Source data
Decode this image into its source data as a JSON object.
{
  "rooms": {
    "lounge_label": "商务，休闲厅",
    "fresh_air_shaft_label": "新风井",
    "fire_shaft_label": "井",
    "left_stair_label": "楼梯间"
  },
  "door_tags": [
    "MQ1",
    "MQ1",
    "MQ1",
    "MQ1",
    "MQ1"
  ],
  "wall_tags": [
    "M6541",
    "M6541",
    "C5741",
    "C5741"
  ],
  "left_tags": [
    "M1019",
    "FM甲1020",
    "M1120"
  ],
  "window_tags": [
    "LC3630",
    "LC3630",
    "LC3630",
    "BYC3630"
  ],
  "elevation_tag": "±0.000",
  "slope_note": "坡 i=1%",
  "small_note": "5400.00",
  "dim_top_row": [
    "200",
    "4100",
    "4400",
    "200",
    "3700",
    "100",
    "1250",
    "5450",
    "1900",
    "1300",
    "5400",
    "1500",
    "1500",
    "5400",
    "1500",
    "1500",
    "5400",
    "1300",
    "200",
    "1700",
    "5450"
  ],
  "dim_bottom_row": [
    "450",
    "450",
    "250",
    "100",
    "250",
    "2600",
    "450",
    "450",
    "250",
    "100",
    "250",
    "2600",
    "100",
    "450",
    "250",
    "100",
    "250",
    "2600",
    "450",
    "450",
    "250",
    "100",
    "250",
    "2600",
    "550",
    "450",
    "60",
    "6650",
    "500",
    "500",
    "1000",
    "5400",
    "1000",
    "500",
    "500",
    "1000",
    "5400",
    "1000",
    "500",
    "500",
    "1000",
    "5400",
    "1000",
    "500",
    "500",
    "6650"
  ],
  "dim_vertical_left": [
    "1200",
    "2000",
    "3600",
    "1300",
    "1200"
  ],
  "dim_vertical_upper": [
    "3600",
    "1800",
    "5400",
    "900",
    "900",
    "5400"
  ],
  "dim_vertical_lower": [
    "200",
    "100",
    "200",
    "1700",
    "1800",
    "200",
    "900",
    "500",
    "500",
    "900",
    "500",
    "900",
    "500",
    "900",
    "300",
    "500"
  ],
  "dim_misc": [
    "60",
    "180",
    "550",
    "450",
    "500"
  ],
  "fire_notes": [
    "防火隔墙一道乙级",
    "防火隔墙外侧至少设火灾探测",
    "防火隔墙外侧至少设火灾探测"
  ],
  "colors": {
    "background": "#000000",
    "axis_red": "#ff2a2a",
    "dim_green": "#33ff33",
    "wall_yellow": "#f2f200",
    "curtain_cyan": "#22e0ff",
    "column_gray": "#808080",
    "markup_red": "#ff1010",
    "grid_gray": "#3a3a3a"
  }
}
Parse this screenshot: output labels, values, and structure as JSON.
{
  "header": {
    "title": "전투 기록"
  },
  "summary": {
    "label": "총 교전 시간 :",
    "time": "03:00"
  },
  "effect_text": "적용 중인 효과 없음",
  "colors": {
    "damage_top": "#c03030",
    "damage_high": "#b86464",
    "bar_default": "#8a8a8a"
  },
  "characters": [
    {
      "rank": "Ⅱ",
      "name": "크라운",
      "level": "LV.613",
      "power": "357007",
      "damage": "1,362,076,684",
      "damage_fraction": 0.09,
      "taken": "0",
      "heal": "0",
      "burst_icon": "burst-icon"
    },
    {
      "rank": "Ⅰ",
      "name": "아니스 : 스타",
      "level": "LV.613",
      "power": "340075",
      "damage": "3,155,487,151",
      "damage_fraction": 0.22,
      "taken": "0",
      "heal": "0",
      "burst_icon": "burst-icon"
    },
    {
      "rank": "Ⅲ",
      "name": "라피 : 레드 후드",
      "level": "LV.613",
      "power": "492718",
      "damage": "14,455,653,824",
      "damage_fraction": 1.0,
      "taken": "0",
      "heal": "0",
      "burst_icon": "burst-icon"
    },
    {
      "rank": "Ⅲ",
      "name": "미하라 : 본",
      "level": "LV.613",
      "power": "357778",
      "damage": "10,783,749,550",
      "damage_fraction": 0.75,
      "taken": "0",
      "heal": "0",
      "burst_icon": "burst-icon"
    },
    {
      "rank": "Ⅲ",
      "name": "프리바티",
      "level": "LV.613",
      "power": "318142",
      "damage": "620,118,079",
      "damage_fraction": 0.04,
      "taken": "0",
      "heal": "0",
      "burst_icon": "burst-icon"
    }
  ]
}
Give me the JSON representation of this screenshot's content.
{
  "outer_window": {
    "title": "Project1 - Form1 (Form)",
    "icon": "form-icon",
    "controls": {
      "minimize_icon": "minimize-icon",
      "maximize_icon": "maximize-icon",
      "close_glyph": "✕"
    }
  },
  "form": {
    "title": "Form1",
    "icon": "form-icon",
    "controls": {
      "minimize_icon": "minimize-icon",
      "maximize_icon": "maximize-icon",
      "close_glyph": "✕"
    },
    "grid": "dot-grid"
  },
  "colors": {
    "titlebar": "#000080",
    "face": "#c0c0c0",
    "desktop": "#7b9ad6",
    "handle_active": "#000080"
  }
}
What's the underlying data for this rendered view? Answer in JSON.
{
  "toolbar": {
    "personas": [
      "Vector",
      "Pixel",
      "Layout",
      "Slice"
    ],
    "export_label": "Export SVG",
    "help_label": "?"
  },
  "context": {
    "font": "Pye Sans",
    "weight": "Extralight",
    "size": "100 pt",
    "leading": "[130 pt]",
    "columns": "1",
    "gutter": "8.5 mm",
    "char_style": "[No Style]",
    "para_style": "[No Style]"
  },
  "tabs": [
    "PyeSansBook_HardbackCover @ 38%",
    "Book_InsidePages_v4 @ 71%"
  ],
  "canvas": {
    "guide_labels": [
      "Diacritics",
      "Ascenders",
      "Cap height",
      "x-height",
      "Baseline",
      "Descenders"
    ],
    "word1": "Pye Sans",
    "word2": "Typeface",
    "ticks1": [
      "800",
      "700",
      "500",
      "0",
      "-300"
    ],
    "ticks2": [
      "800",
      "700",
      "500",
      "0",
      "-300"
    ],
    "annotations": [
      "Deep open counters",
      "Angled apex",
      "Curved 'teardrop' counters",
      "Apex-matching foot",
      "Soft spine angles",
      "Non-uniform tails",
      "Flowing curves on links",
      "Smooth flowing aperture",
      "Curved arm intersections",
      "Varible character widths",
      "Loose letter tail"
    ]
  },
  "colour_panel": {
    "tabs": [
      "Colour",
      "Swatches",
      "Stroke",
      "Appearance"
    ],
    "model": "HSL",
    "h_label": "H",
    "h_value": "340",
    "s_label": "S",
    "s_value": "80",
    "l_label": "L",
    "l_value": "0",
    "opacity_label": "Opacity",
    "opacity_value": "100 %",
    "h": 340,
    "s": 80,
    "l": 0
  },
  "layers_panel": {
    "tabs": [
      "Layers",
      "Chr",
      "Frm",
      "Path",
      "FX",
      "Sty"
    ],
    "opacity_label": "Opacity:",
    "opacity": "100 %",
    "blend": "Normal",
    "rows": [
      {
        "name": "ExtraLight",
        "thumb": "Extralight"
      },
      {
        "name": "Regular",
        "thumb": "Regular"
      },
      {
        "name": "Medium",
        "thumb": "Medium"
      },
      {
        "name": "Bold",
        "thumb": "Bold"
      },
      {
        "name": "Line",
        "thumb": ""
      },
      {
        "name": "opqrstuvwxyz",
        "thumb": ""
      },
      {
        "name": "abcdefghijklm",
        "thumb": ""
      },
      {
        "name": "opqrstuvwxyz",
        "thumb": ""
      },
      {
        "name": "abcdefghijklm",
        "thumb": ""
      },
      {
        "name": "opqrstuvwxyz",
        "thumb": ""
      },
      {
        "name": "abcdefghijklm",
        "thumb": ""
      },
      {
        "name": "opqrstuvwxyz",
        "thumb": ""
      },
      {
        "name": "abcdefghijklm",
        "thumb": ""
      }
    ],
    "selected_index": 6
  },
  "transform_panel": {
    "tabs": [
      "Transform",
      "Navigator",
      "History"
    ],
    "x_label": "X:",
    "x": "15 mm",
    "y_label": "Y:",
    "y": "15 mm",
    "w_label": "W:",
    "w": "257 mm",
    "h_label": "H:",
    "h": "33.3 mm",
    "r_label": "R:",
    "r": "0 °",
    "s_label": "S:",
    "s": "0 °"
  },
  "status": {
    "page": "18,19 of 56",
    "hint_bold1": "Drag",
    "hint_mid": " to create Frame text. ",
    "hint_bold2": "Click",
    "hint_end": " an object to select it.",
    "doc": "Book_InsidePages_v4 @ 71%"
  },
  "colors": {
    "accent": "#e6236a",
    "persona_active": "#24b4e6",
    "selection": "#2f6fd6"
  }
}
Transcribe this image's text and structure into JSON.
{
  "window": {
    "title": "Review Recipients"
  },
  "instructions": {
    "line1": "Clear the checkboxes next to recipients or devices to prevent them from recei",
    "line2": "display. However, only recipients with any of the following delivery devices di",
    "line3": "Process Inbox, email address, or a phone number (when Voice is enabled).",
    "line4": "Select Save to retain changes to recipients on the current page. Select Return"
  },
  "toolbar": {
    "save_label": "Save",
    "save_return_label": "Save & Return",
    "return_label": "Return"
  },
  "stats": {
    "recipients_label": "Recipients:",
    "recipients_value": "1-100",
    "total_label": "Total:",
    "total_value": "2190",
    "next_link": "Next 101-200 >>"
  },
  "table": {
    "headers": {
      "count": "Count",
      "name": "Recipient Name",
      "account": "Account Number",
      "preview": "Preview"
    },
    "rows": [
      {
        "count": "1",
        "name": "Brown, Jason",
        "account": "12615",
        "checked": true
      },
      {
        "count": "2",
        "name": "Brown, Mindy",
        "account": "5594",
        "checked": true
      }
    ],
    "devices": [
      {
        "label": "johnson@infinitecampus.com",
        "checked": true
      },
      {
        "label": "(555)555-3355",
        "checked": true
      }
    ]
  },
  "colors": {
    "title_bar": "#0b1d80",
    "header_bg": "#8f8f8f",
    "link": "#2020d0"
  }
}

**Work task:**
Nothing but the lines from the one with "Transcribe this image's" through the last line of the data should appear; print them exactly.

**Problem solution:**
Transcribe this image's text and structure into JSON.
{
  "window": {
    "title": "Review Recipients"
  },
  "instructions": {
    "line1": "Clear the checkboxes next to recipients or devices to prevent them from recei",
    "line2": "display. However, only recipients with any of the following delivery devices di",
    "line3": "Process Inbox, email address, or a phone number (when Voice is enabled).",
    "line4": "Select Save to retain changes to recipients on the current page. Select Return"
  },
  "toolbar": {
    "save_label": "Save",
    "save_return_label": "Save & Return",
    "return_label": "Return"
  },
  "stats": {
    "recipients_label": "Recipients:",
    "recipients_value": "1-100",
    "total_label": "Total:",
    "total_value": "2190",
    "next_link": "Next 101-200 >>"
  },
  "table": {
    "headers": {
      "count": "Count",
      "name": "Recipient Name",
      "account": "Account Number",
      "preview": "Preview"
    },
    "rows": [
      {
        "count": "1",
        "name": "Brown, Jason",
        "account": "12615",
        "checked": true
      },
      {
        "count": "2",
        "name": "Brown, Mindy",
        "account": "5594",
        "checked": true
      }
    ],
    "devices": [
      {
        "label": "johnson@infinitecampus.com",
        "checked": true
      },
      {
        "label": "(555)555-3355",
        "checked": true
      }
    ]
  },
  "colors": {
    "title_bar": "#0b1d80",
    "header_bg": "#8f8f8f",
    "link": "#2020d0"
  }
}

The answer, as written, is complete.